As the linked article below heralds, the EU executive is today about to take to the airwaves to denounce corporate Europe for the absence of innovation in CSR policies and activity.
This failure will be attributed to a lack of diversity in board-rooms which leads to “groupthink” (an unpleasantly Orwellian phrase when used by what many regard as the ultimate “Big Brother”) informed by shared ethnicity, shared educational experience etc.
In the UK at least and from a procurement perspective, this plays into a complex matrix of competing interests which the Blog has observed and commented on for some time.
The clear policy driver for public procurement regulation across the EU is opening markets up to competition, allowing for buying and selling on a level playing field with clear visibility of all aspects of the process.
For a number of years, however, the lobby in favour of the use of public procurement as a tool for the implementation of so called “horizontal” policies (for example, social and environmental considerations) has also been growing. Recessionary times around Europe, increasing the focus on the need to identify the means of growing the EU economy, have added economic and local concerns to that raft of “horizontal” policy objectives.
These two tectonic movements are in continual tension.

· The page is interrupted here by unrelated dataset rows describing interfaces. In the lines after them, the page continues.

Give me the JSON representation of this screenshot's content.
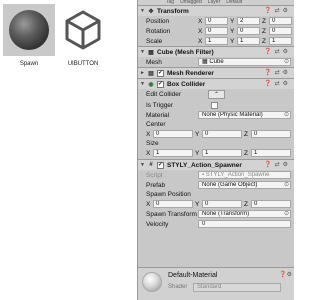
{
  "assets": [
    {
      "name": "Spawn"
    },
    {
      "name": "UIBUTTON"
    }
  ],
  "inspector": {
    "tag_row": {
      "tag_label": "Tag",
      "tag_value": "Untagged",
      "layer_label": "Layer",
      "layer_value": "Default"
    },
    "transform": {
      "title": "Transform",
      "position": {
        "label": "Position",
        "x": "0",
        "y": "2",
        "z": "0"
      },
      "rotation": {
        "label": "Rotation",
        "x": "0",
        "y": "0",
        "z": "0"
      },
      "scale": {
        "label": "Scale",
        "x": "1",
        "y": "1",
        "z": "1"
      }
    },
    "mesh_filter": {
      "title": "Cube (Mesh Filter)",
      "mesh_label": "Mesh",
      "mesh_value": "Cube"
    },
    "mesh_renderer": {
      "title": "Mesh Renderer"
    },
    "box_collider": {
      "title": "Box Collider",
      "edit_label": "Edit Collider",
      "trigger_label": "Is Trigger",
      "material_label": "Material",
      "material_value": "None (Physic Material)",
      "center_label": "Center",
      "center": {
        "x": "0",
        "y": "0",
        "z": "0"
      },
      "size_label": "Size",
      "size": {
        "x": "1",
        "y": "1",
        "z": "1"
      }
    },
    "spawner": {
      "title": "STYLY_Action_Spawner",
      "script_label": "Script",
      "script_value": "STYLY_Action_Spawne",
      "prefab_label": "Prefab",
      "prefab_value": "None (Game Object)",
      "spawn_position_label": "Spawn Position",
      "spawn_position": {
        "x": "0",
        "y": "0",
        "z": "0"
      },
      "spawn_transform_label": "Spawn Transform",
      "spawn_transform_value": "None (Transform)",
      "velocity_label": "Velocity",
      "velocity_value": "0"
    },
    "material": {
      "name": "Default-Material",
      "shader_label": "Shader",
      "shader_value": "Standard"
    }
  },
  "axes": {
    "x": "X",
    "y": "Y",
    "z": "Z"
  }
}
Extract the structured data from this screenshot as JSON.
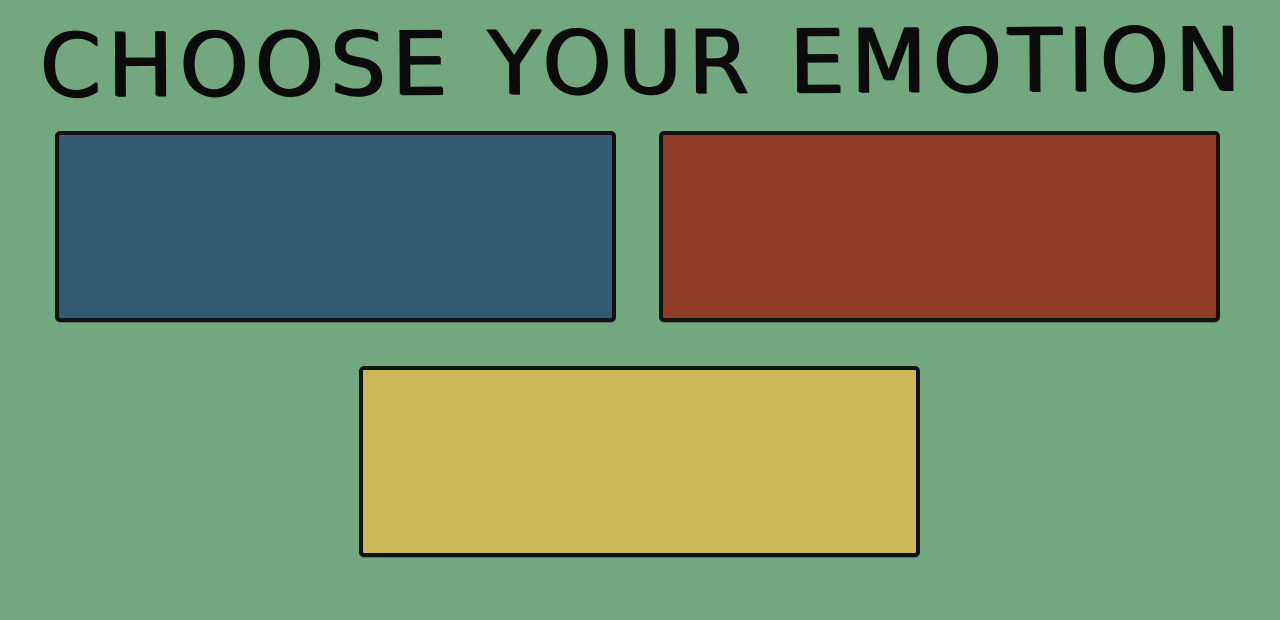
{
  "screen": {
    "title": "CHOOSE YOUR EMOTION",
    "background_color": "#72a780"
  },
  "buttons": [
    {
      "id": "blue",
      "label": "",
      "color": "#325a72"
    },
    {
      "id": "red",
      "label": "",
      "color": "#8e3c27"
    },
    {
      "id": "yellow",
      "label": "",
      "color": "#cbb757"
    }
  ]
}
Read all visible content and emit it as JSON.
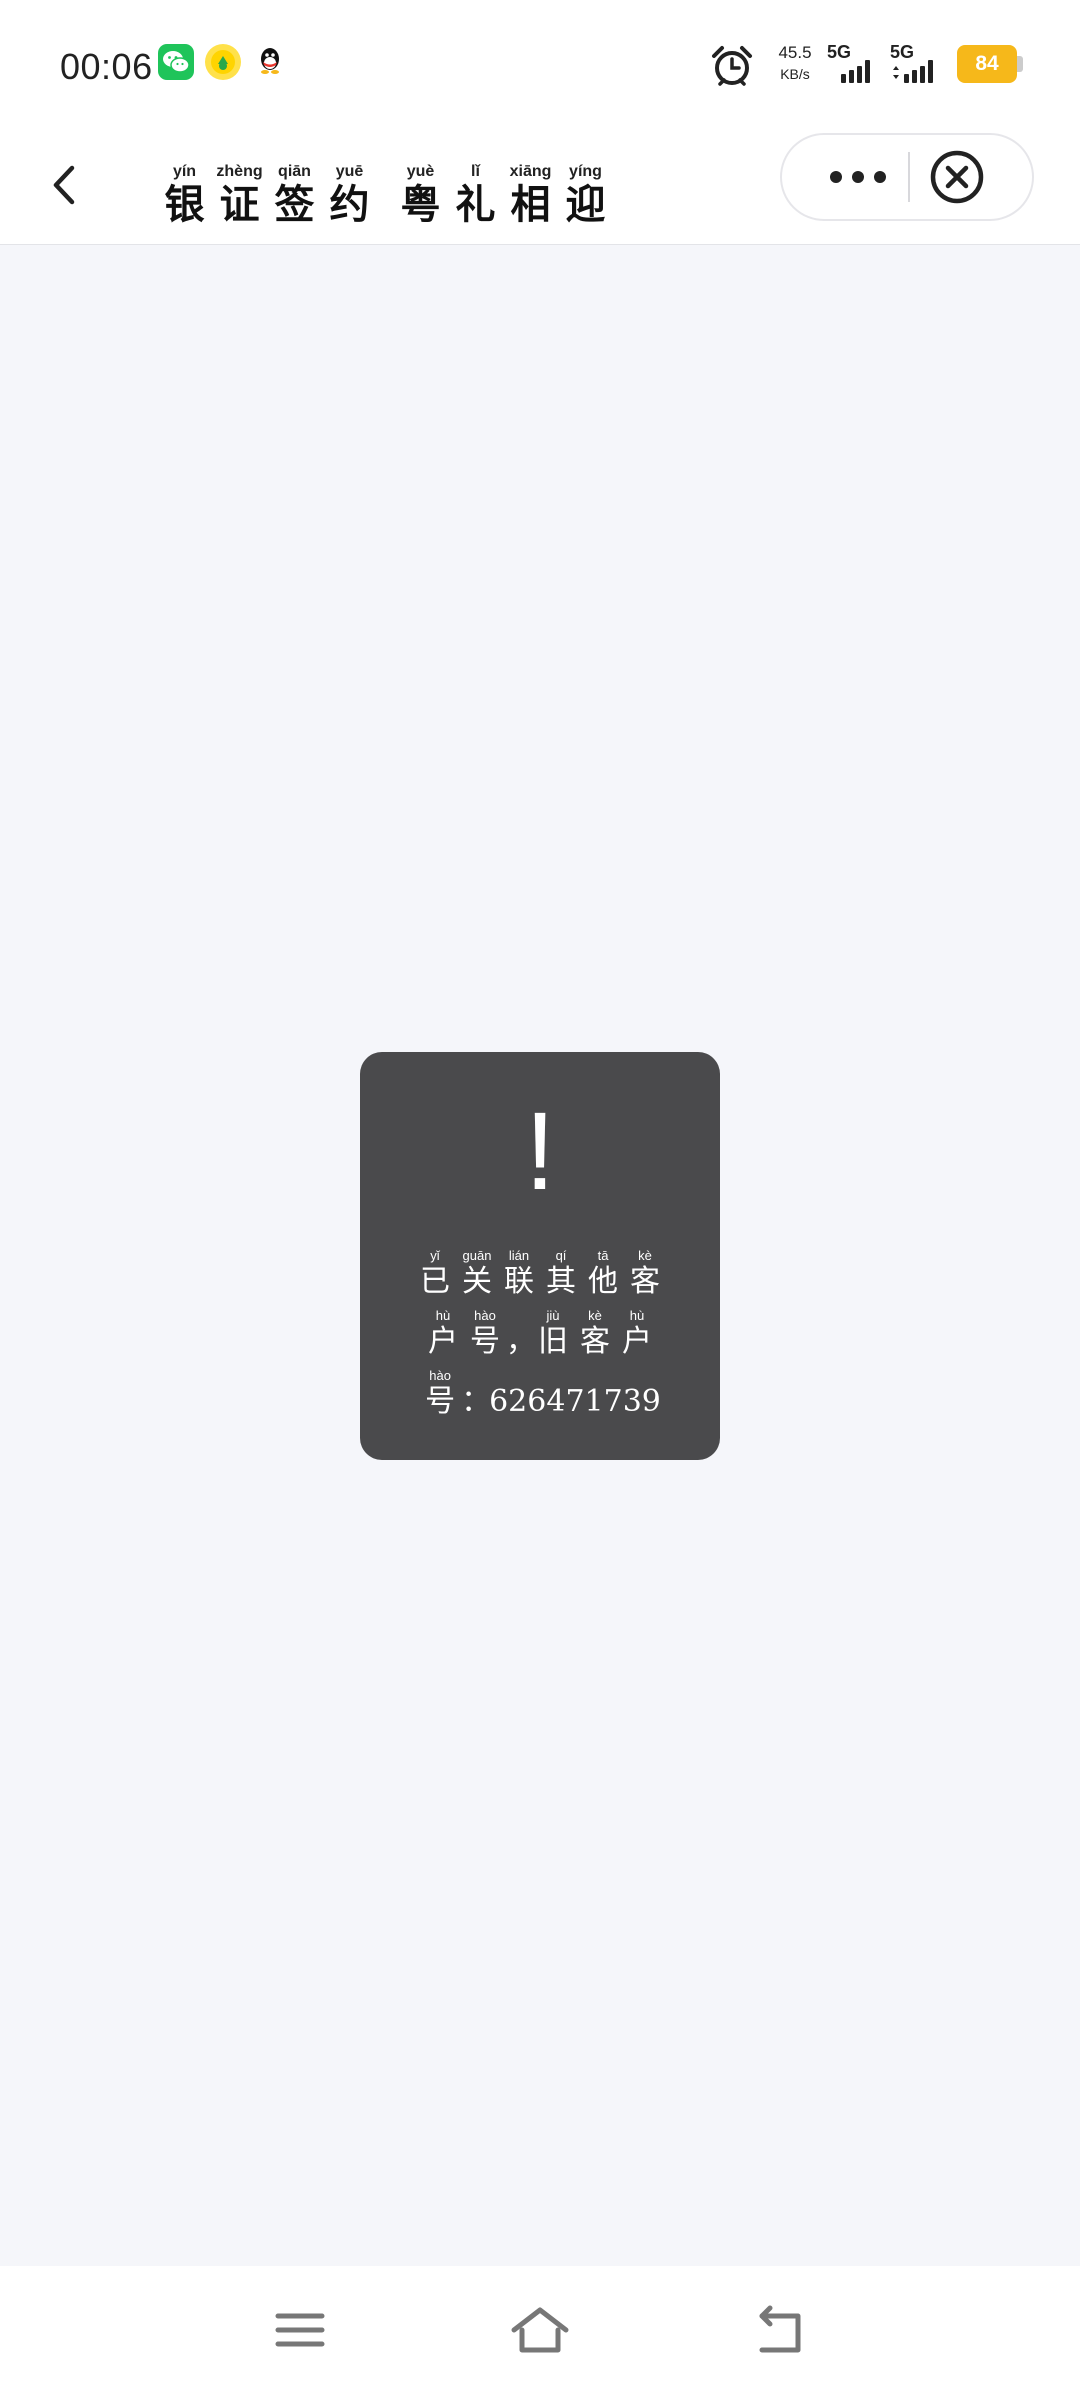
{
  "status_bar": {
    "time": "00:06",
    "net_speed_value": "45.5",
    "net_speed_unit": "KB/s",
    "signal1_label": "5G",
    "signal2_label": "5G",
    "battery_level": "84",
    "notification_icons": [
      "wechat-icon",
      "music-app-icon",
      "qq-icon"
    ],
    "colors": {
      "battery": "#f6b81a",
      "wechat": "#1fc45a"
    }
  },
  "navbar": {
    "title_chars": [
      {
        "pinyin": "yín",
        "char": "银"
      },
      {
        "pinyin": "zhèng",
        "char": "证"
      },
      {
        "pinyin": "qiān",
        "char": "签"
      },
      {
        "pinyin": "yuē",
        "char": "约"
      },
      {
        "pinyin": "yuè",
        "char": "粤"
      },
      {
        "pinyin": "lǐ",
        "char": "礼"
      },
      {
        "pinyin": "xiāng",
        "char": "相"
      },
      {
        "pinyin": "yíng",
        "char": "迎"
      }
    ]
  },
  "toast": {
    "icon": "!",
    "line1": [
      {
        "pinyin": "yǐ",
        "char": "已"
      },
      {
        "pinyin": "guān",
        "char": "关"
      },
      {
        "pinyin": "lián",
        "char": "联"
      },
      {
        "pinyin": "qí",
        "char": "其"
      },
      {
        "pinyin": "tā",
        "char": "他"
      },
      {
        "pinyin": "kè",
        "char": "客"
      }
    ],
    "line2": [
      {
        "pinyin": "hù",
        "char": "户"
      },
      {
        "pinyin": "hào",
        "char": "号"
      },
      {
        "pinyin": "",
        "char": "，"
      },
      {
        "pinyin": "jiù",
        "char": "旧"
      },
      {
        "pinyin": "kè",
        "char": "客"
      },
      {
        "pinyin": "hù",
        "char": "户"
      }
    ],
    "line3": [
      {
        "pinyin": "hào",
        "char": "号"
      },
      {
        "pinyin": "",
        "char": "："
      }
    ],
    "account_number": "626471739",
    "background": "#4a4a4c"
  }
}
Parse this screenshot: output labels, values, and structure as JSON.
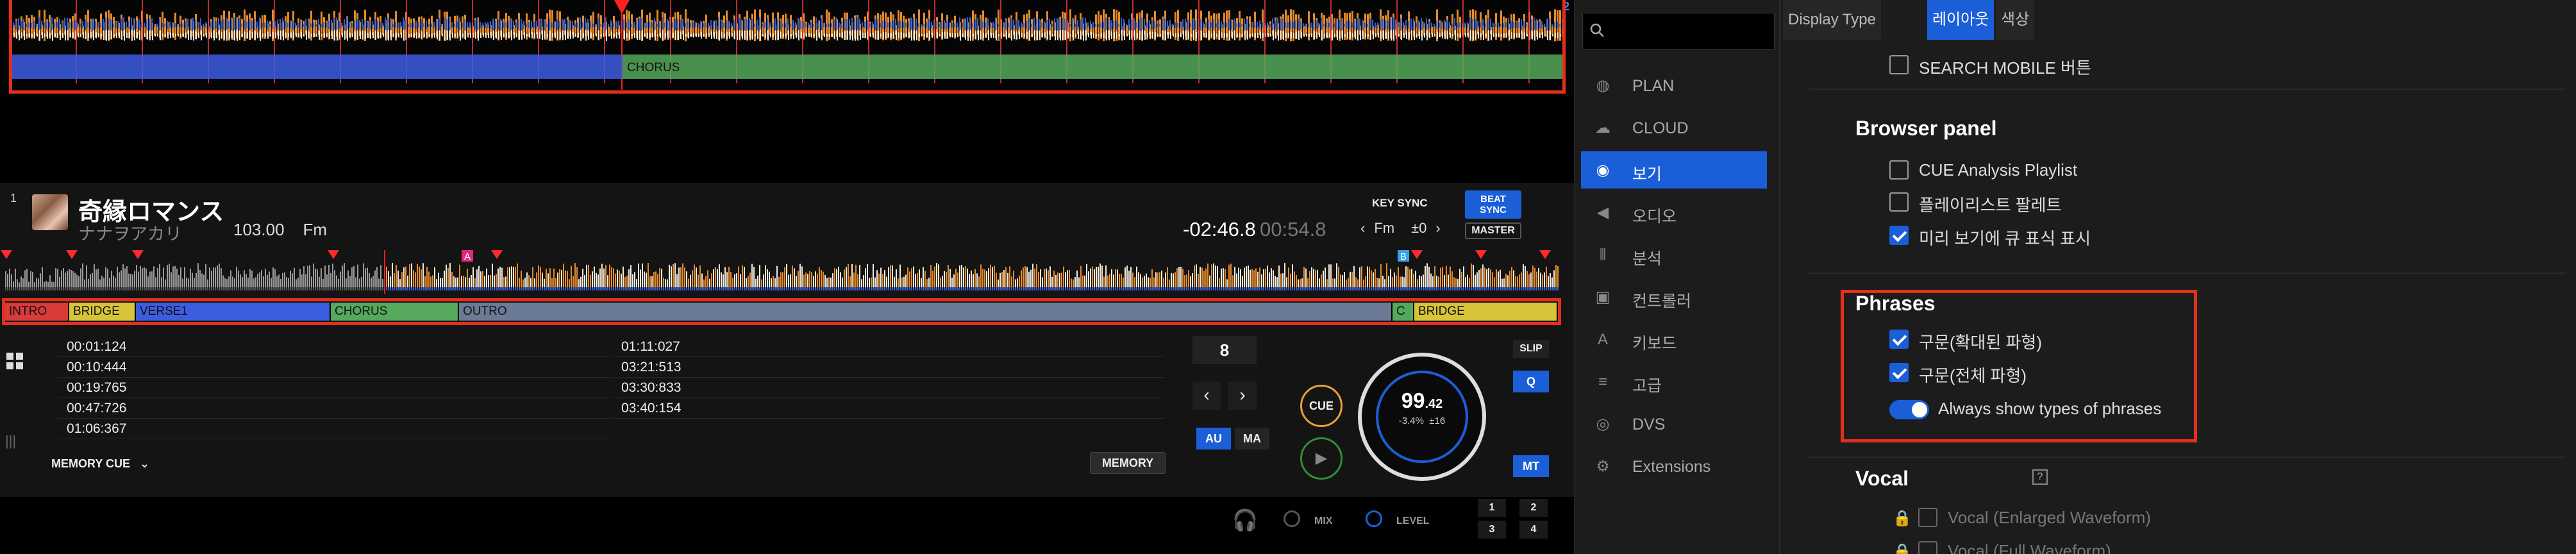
{
  "deck": {
    "number": "1",
    "title": "奇縁ロマンス",
    "artist": "ナナヲアカリ",
    "bpm": "103.00",
    "bpm_key": "Fm",
    "time_remaining": "-02:46.8",
    "time_elapsed": "00:54.8",
    "key_sync_label": "KEY SYNC",
    "key_value": "Fm",
    "key_offset": "±0",
    "key_left_arrow": "‹",
    "key_right_arrow": "›",
    "beat_sync_label": "BEAT SYNC",
    "master_label": "MASTER",
    "enlarged_phrase_label": "CHORUS",
    "phrases": [
      {
        "label": "INTRO",
        "color": "#d93a3a"
      },
      {
        "label": "BRIDGE",
        "color": "#d8c43a"
      },
      {
        "label": "VERSE1",
        "color": "#3d5de0"
      },
      {
        "label": "CHORUS",
        "color": "#56a85c"
      },
      {
        "label": "OUTRO",
        "color": "#6b7a95"
      },
      {
        "label": "C",
        "color": "#56a85c"
      },
      {
        "label": "BRIDGE",
        "color": "#d8c43a"
      }
    ],
    "hot_cue_badges": [
      "A",
      "B"
    ],
    "cue_list_left": [
      "00:01:124",
      "00:10:444",
      "00:19:765",
      "00:47:726",
      "01:06:367"
    ],
    "cue_list_right": [
      "01:11:027",
      "03:21:513",
      "03:30:833",
      "03:40:154"
    ],
    "memory_cue_label": "MEMORY CUE",
    "memory_button": "MEMORY",
    "beat_jump_value": "8",
    "auto_label": "AU",
    "manual_label": "MA",
    "cue_label": "CUE",
    "play_symbol": "▶",
    "jog_bpm_int": "99",
    "jog_bpm_dec": ".42",
    "jog_pitch": "-3.4%",
    "jog_range": "±16",
    "slip_label": "SLIP",
    "quantize_label": "Q",
    "mt_label": "MT",
    "mix_label": "MIX",
    "level_label": "LEVEL",
    "num_buttons": [
      "1",
      "2",
      "3",
      "4"
    ],
    "corner_number": "2"
  },
  "sidebar": {
    "search_placeholder": "",
    "items": [
      {
        "label": "PLAN",
        "icon": "globe-icon"
      },
      {
        "label": "CLOUD",
        "icon": "cloud-icon"
      },
      {
        "label": "보기",
        "icon": "eye-icon",
        "active": true
      },
      {
        "label": "오디오",
        "icon": "speaker-icon"
      },
      {
        "label": "분석",
        "icon": "waveform-icon"
      },
      {
        "label": "컨트롤러",
        "icon": "controller-icon"
      },
      {
        "label": "키보드",
        "icon": "keyboard-icon"
      },
      {
        "label": "고급",
        "icon": "list-icon"
      },
      {
        "label": "DVS",
        "icon": "vinyl-icon"
      },
      {
        "label": "Extensions",
        "icon": "gears-icon"
      }
    ]
  },
  "tabs": [
    {
      "label": "Display Type",
      "active": false
    },
    {
      "label": "레이아웃",
      "active": true
    },
    {
      "label": "색상",
      "active": false
    }
  ],
  "settings": {
    "search_mobile": {
      "label": "SEARCH MOBILE 버튼",
      "checked": false
    },
    "browser_panel": {
      "title": "Browser panel",
      "items": [
        {
          "label": "CUE Analysis Playlist",
          "checked": false
        },
        {
          "label": "플레이리스트 팔레트",
          "checked": false
        },
        {
          "label": "미리 보기에 큐 표식 표시",
          "checked": true
        }
      ]
    },
    "phrases": {
      "title": "Phrases",
      "items": [
        {
          "label": "구문(확대된 파형)",
          "checked": true
        },
        {
          "label": "구문(전체 파형)",
          "checked": true
        }
      ],
      "toggle": {
        "label": "Always show types of phrases",
        "on": true
      }
    },
    "vocal": {
      "title": "Vocal",
      "help": "?",
      "items": [
        {
          "label": "Vocal (Enlarged Waveform)",
          "checked": false,
          "locked": true
        },
        {
          "label": "Vocal (Full Waveform)",
          "checked": false,
          "locked": true
        }
      ]
    }
  },
  "colors": {
    "accent": "#1b5fd8",
    "highlight_box": "#e2301d",
    "waveform_orange": "#e48a2a",
    "waveform_blue": "#2f5fd0",
    "waveform_white": "#f3ead8"
  }
}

For corporates who contract with the Public Sector, one strategy for managing this tension (heightened by these proposals to increase the regulation on CSR performance) is to seek to use the Social Value Act as a positive tool for the demonstration of CSR policy, activity and product. This could also achieve the happy result of handing to contracting authorities a solution to their Social Value Act compliance issues. They will always tend to err in favour of Public Contracts Regulations compliance over SVA compliance (given the respective enforcement regimes) but easy wins on SVA compliance will, undoubtedly, be welcome.